Composition: [U+30B9] + ◌゙ [U+3099]



Stroke order
4 strokes


  • IPA(key): [d͡zɨᵝ], [zɨᵝ]

Etymology 1[edit]

The katakana character (su) with a dakuten ().



  1. The katakana syllable (zu). Its equivalent in hiragana is (zu).
Usage notes[edit]

The katakana syllabary is used primarily for transcription of foreign language words into Japanese and the writing of gairaigo (loan words), as well as to represent onomatopoeias, technical and scientific terms, and the names of plants, animals, and minerals. It is also occasionally used in some words for emphasis, or to ease reading; katakana may be preferred for words becoming buried in the text if they are written under their canonical form in hiragana. Names of Japanese companies, as well as certain Japanese language words such as colloquial terms, are also sometimes written in katakana rather than the other systems. Formerly, female given names were often written in katakana. [edit]

See also[edit]

Etymology 2[edit]

Humorous borrowing from the English -s plural marker.

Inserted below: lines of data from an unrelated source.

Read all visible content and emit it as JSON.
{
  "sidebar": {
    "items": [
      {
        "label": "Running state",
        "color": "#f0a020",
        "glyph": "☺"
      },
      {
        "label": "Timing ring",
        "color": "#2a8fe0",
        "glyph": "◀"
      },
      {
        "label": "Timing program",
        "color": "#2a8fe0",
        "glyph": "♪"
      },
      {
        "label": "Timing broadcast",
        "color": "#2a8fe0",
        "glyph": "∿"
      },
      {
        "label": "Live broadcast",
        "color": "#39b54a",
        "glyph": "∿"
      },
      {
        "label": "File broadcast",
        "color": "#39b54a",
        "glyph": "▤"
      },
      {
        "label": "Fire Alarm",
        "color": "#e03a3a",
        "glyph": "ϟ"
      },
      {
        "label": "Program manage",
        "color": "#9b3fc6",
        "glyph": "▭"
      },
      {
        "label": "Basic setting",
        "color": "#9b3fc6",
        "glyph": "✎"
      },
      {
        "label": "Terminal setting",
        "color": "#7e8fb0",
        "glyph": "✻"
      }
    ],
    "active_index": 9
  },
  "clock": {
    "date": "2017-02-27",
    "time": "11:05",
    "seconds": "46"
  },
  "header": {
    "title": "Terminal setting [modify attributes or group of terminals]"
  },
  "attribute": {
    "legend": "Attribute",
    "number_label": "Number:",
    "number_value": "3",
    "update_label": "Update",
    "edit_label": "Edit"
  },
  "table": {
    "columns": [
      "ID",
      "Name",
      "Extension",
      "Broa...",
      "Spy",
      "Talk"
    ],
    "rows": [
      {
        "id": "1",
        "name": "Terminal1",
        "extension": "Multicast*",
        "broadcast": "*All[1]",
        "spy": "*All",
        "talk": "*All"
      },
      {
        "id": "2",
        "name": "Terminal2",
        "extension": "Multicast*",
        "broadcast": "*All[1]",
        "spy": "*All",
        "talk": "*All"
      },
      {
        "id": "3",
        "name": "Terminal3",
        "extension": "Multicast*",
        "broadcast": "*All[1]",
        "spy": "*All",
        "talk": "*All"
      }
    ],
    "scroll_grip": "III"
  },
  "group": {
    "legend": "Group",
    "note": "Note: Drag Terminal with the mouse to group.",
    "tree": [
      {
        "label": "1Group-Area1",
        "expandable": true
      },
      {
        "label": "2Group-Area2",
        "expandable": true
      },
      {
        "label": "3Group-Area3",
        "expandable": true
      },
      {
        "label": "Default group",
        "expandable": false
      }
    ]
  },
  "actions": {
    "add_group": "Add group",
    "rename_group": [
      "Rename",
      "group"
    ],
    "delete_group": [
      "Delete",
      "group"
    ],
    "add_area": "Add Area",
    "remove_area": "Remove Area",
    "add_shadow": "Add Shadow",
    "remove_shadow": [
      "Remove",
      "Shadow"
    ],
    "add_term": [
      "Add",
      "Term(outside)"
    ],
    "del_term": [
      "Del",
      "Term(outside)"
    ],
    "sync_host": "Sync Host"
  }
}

  1. (jokingly) group of …-s
    • 1996, Mariko Tanaka, Takarazuka Tankentai ga Iku, →ISBN:
      […] Jibun tachi no koto o shinpai shite kureta sono kangeki no hō ga ōkikatta rashiku, sono kōkōseizu wa masumasu junko san ni hamatte shimatta sōda.
      (please add an English translation of this example)